* Flash fiction pieces can convey a mood, and writing them is a good way to learn the craft.
* Huck Finn is the great American novel.
* "Endings are hard to write." (Dickens reportedly changed his for Great Expectations.)
* One of his advisors in college commented that "Real life doesn't have an ending -- it's unsatisfying."
* If others weren't there, what would we be?

How's that for heady stuff?

Although I typically don't read fantasy or science fiction, I'm going to check out Gene Wolfe, and I might even try writing something in second person.

Tuesday, September 8, 2015

Superstitions from Family and Friends

An unusual event happened at Bunco last month. It was strange because the Bunco group I belong to has been playing once a month for over forty years and this has never happened--at least not as long as I can remember.

The Bunco attendance prize was a cute and fancy watermelon knife, like the one on the left. (I had already bought an identical one at a local supermarket for me -- there was a super sale --- and another for my granddaughter to use in her new apartment.)

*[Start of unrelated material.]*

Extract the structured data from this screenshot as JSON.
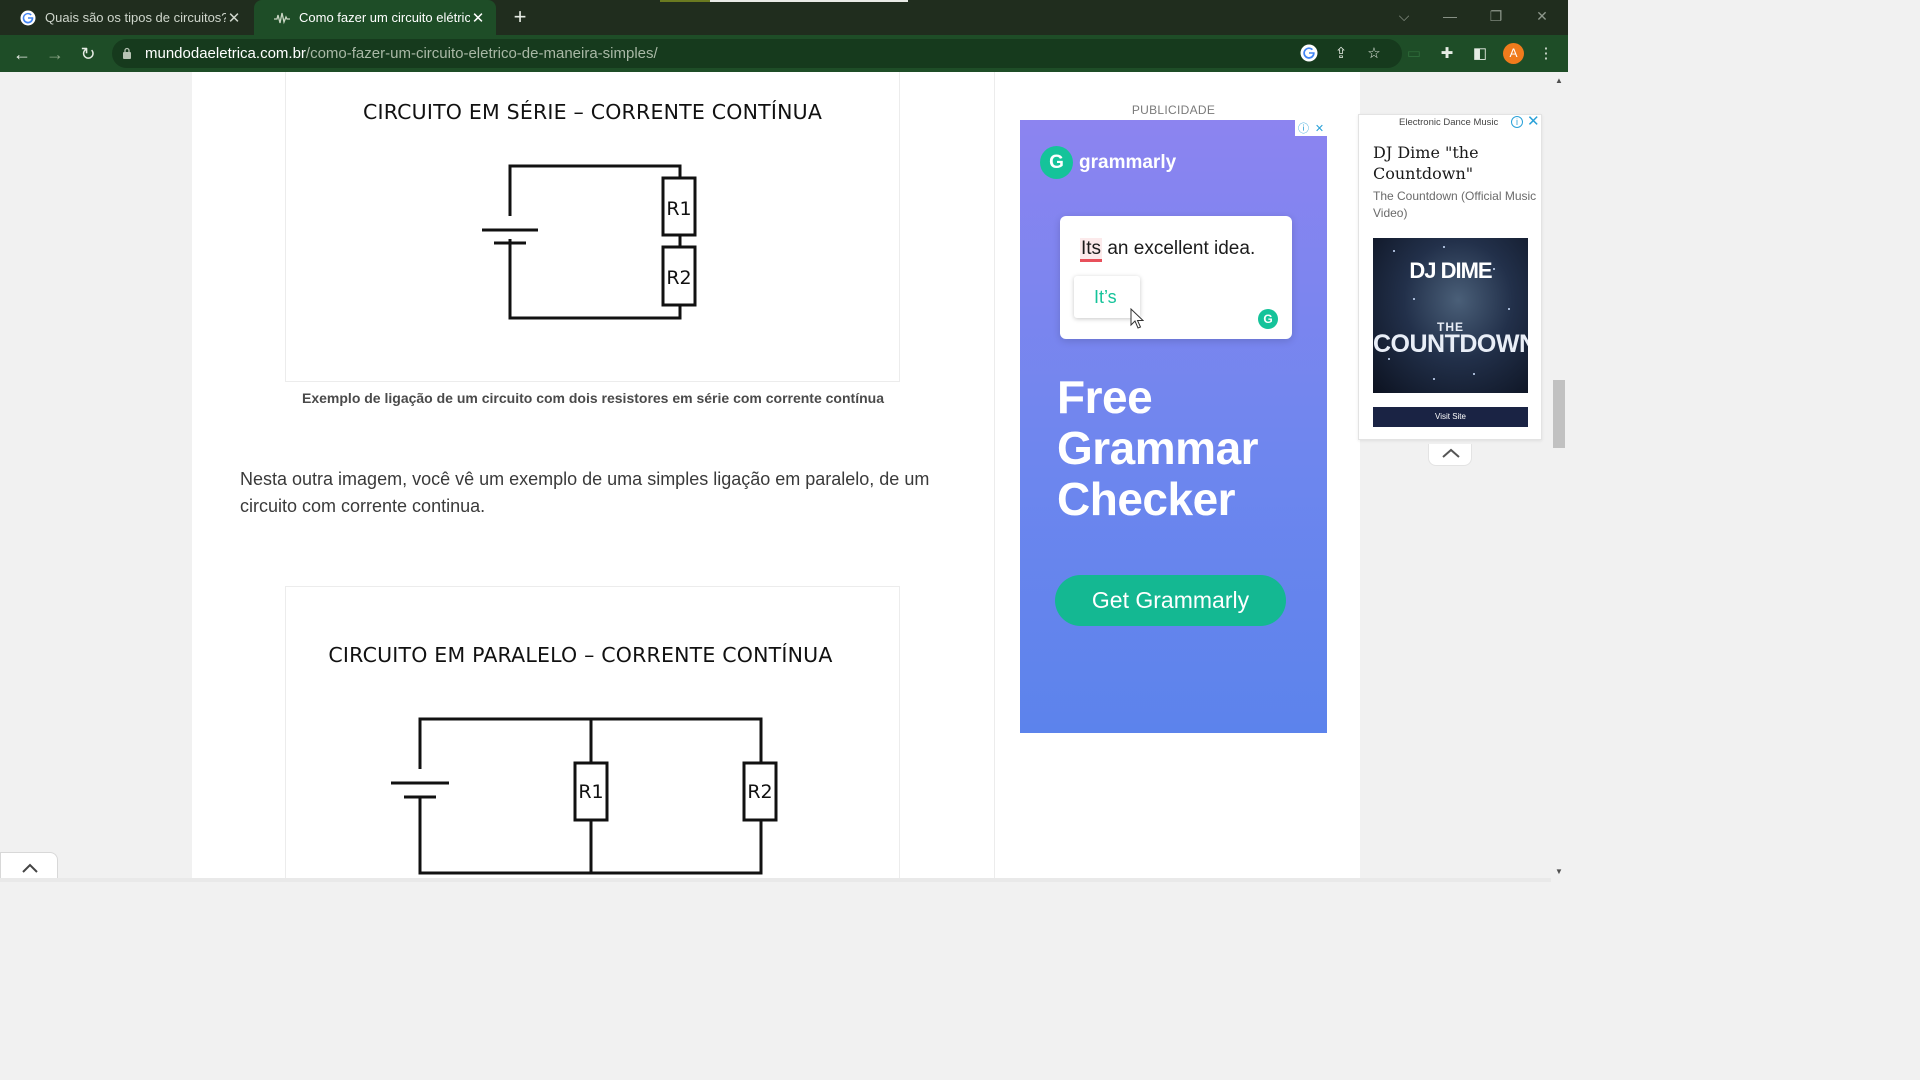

 Immediately after opening the Bunco gift bag with the knife inside, the prize winner hopped up from her chair, grabbed her wallet, and gave the hostess a penny.  When I asked the winner why she did that she told me it's bad luck to receive a knife as a gift. When you receive one, you're supposed to give whoever gave it to you some money. Curious about why it was bad luck, after I got home I did some research. Seems like there are several superstitions connected with knives.

The next time I saw my granddaughter I told her about the knife-gift superstition and reminded her that I had given her some money, along with the knife, so she was good. She looked at me like it was just another of my weird stories.

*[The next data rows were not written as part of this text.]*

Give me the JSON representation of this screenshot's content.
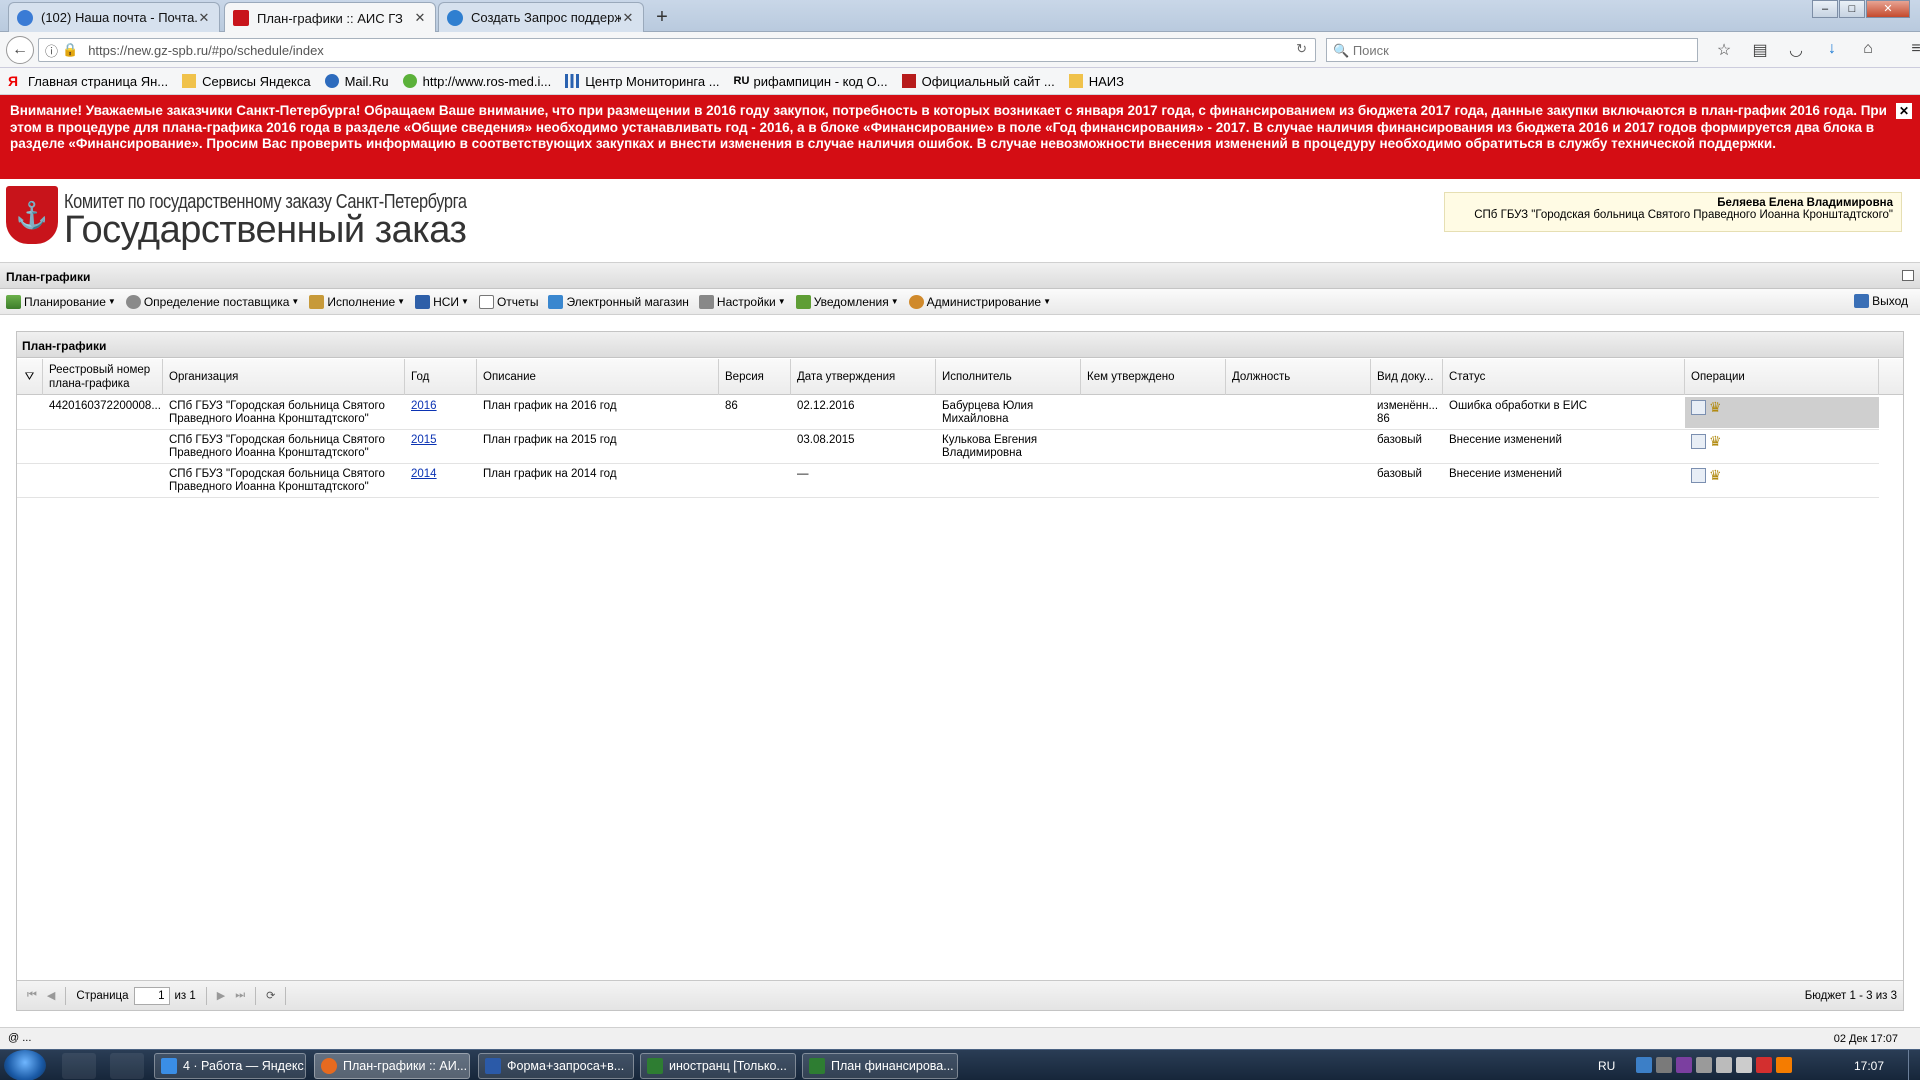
{
  "browser": {
    "tabs": [
      {
        "title": "(102) Наша почта - Почта...",
        "active": false
      },
      {
        "title": "План-графики :: АИС ГЗ",
        "active": true
      },
      {
        "title": "Создать Запрос поддержк...",
        "active": false
      }
    ],
    "url": "https://new.gz-spb.ru/#po/schedule/index",
    "search_placeholder": "Поиск",
    "bookmarks": [
      "Главная страница Ян...",
      "Сервисы Яндекса",
      "Mail.Ru",
      "http://www.ros-med.i...",
      "Центр Мониторинга ...",
      "рифампицин - код О...",
      "Официальный сайт ...",
      "НАИЗ"
    ]
  },
  "notice": {
    "text": "Внимание! Уважаемые заказчики Санкт-Петербурга! Обращаем Ваше внимание, что при размещении в 2016 году закупок, потребность в которых возникает с января 2017 года, с финансированием из бюджета 2017 года, данные закупки включаются в план-график 2016 года. При этом в процедуре для плана-графика 2016 года в разделе «Общие сведения» необходимо устанавливать год - 2016, а в блоке «Финансирование» в поле «Год финансирования» - 2017. В случае наличия финансирования из бюджета 2016 и 2017 годов формируется два блока в разделе «Финансирование». Просим Вас проверить информацию в соответствующих закупках и внести изменения в случае наличия ошибок. В случае невозможности внесения изменений в процедуру необходимо обратиться в службу технической поддержки."
  },
  "header": {
    "org_line1": "Комитет по государственному заказу Санкт-Петербурга",
    "org_line2": "Государственный заказ",
    "user_name": "Беляева Елена Владимировна",
    "user_org": "СПб ГБУЗ \"Городская больница Святого Праведного Иоанна Кронштадтского\""
  },
  "panel_title": "План-графики",
  "menu": [
    "Планирование",
    "Определение поставщика",
    "Исполнение",
    "НСИ",
    "Отчеты",
    "Электронный магазин",
    "Настройки",
    "Уведомления",
    "Администрирование"
  ],
  "logout_label": "Выход",
  "grid": {
    "title": "План-графики",
    "columns": [
      "Реестровый номер плана-графика",
      "Организация",
      "Год",
      "Описание",
      "Версия",
      "Дата утверждения",
      "Исполнитель",
      "Кем утверждено",
      "Должность",
      "Вид доку...",
      "Статус",
      "Операции"
    ],
    "rows": [
      {
        "reg": "4420160372200008...",
        "org": "СПб ГБУЗ \"Городская больница Святого Праведного Иоанна Кронштадтского\"",
        "year": "2016",
        "desc": "План график на 2016 год",
        "ver": "86",
        "date": "02.12.2016",
        "exec": "Бабурцева Юлия Михайловна",
        "appr": "",
        "pos": "",
        "kind": "изменённ... 86",
        "status": "Ошибка обработки в ЕИС"
      },
      {
        "reg": "",
        "org": "СПб ГБУЗ \"Городская больница Святого Праведного Иоанна Кронштадтского\"",
        "year": "2015",
        "desc": "План график на 2015 год",
        "ver": "",
        "date": "03.08.2015",
        "exec": "Кулькова Евгения Владимировна",
        "appr": "",
        "pos": "",
        "kind": "базовый",
        "status": "Внесение изменений"
      },
      {
        "reg": "",
        "org": "СПб ГБУЗ \"Городская больница Святого Праведного Иоанна Кронштадтского\"",
        "year": "2014",
        "desc": "План график на 2014 год",
        "ver": "",
        "date": "—",
        "exec": "",
        "appr": "",
        "pos": "",
        "kind": "базовый",
        "status": "Внесение изменений"
      }
    ],
    "pager": {
      "page_label": "Страница",
      "page": "1",
      "of_label": "из 1",
      "info": "Бюджет 1 - 3 из 3"
    }
  },
  "statusbar": {
    "left": "@ ...",
    "datetime": "02 Дек 17:07"
  },
  "taskbar": {
    "items": [
      "4 · Работа — Яндекс...",
      "План-графики :: АИ...",
      "Форма+запроса+в...",
      "иностранц [Только...",
      "План финансирова..."
    ],
    "lang": "RU",
    "clock": "17:07"
  }
}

That reminded me of my mother's superstitions. Here are a few I remember:

If you spill salt, toss some over your left shoulder.
If your right hand itches, you're going to meet someone.
If your left hand itches, you're going to get some money.
Never put an umbrella on a table.
Never put a hat or shoes on a bed.
It's bad luck for a bird to fly into the house.
Don't let cats near newborns.
Don't cut a baby's hair before it's a year old.
Finding a coin heads-up is good luck.
Dreaming of muddy water mean bad luck. (My grandma would call everyone in the family when she had one of these dreams.)
Bad luck and good luck come in threes.
If it comes in three, let it be -- a warning to watch out for poison ivy and poison oak.

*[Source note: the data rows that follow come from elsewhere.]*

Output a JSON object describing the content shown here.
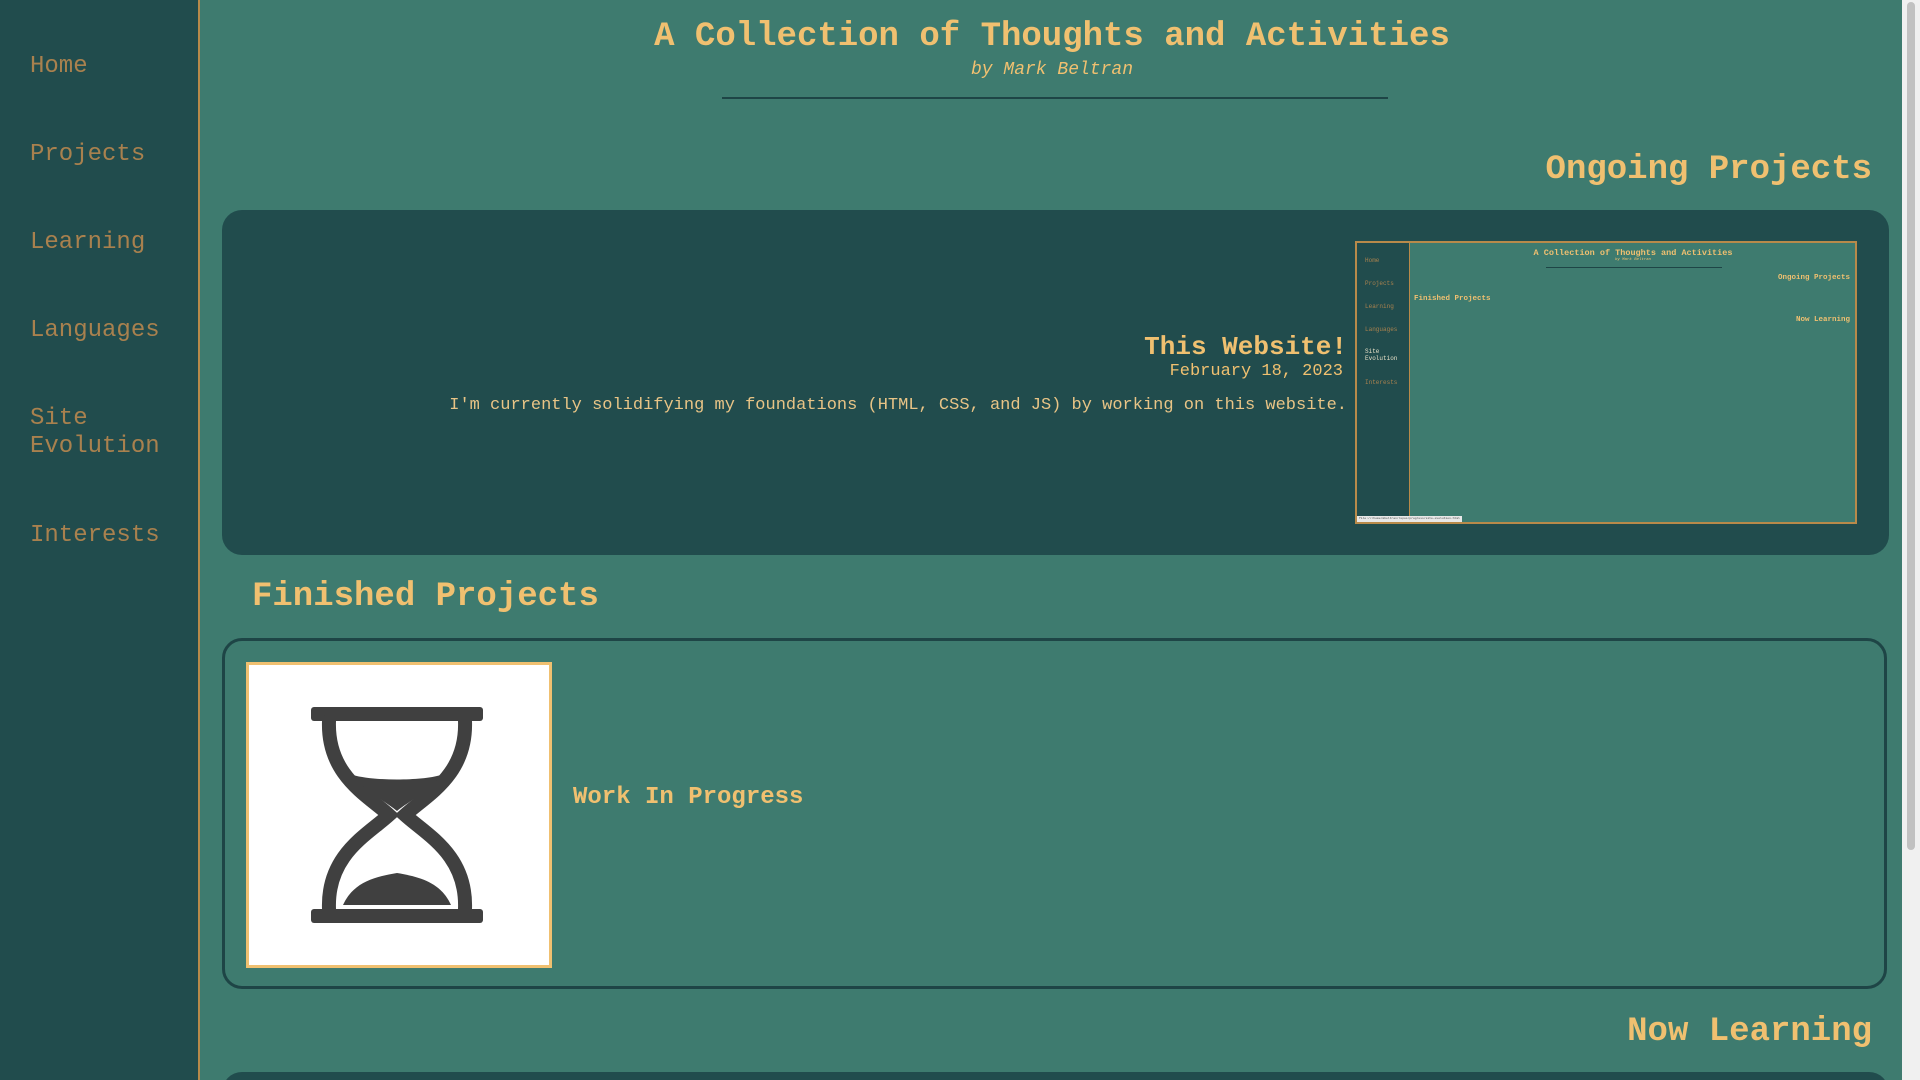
{
  "sidebar": {
    "items": [
      {
        "label": "Home"
      },
      {
        "label": "Projects"
      },
      {
        "label": "Learning"
      },
      {
        "label": "Languages"
      },
      {
        "label": "Site\nEvolution"
      },
      {
        "label": "Interests"
      }
    ]
  },
  "header": {
    "title": "A Collection of Thoughts and Activities",
    "subtitle": "by Mark Beltran"
  },
  "sections": {
    "ongoing": {
      "heading": "Ongoing Projects",
      "project": {
        "title": "This Website!",
        "date": "February 18, 2023",
        "description": "I'm currently solidifying my foundations (HTML, CSS, and JS) by working on this website."
      },
      "thumbnail": {
        "title": "A Collection of Thoughts and Activities",
        "subtitle": "by Mark Beltran",
        "ongoing": "Ongoing Projects",
        "finished": "Finished Projects",
        "learning": "Now Learning",
        "nav": [
          "Home",
          "Projects",
          "Learning",
          "Languages",
          "Site",
          "Evolution",
          "Interests"
        ],
        "url": "file:///home/mbeltran/repos/progress/site-evolution.html"
      }
    },
    "finished": {
      "heading": "Finished Projects",
      "status": "Work In Progress",
      "icon": "hourglass-icon"
    },
    "learning": {
      "heading": "Now Learning"
    }
  },
  "colors": {
    "background": "#3e7b6f",
    "panel": "#214c4d",
    "accent": "#f0c070",
    "nav_text": "#a9814e"
  }
}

That's all I can think of right now.

How about you? Did your family have any superstitions?

Mysteries of the Ozarks, Volume V - Interviews with Lonnie Whitaker and Dr. Barri Bumgarner

Here is the second installment of interviews with contributors who have stories in Mysteries of the Ozarks, Volume V , from Ozark Writers, I...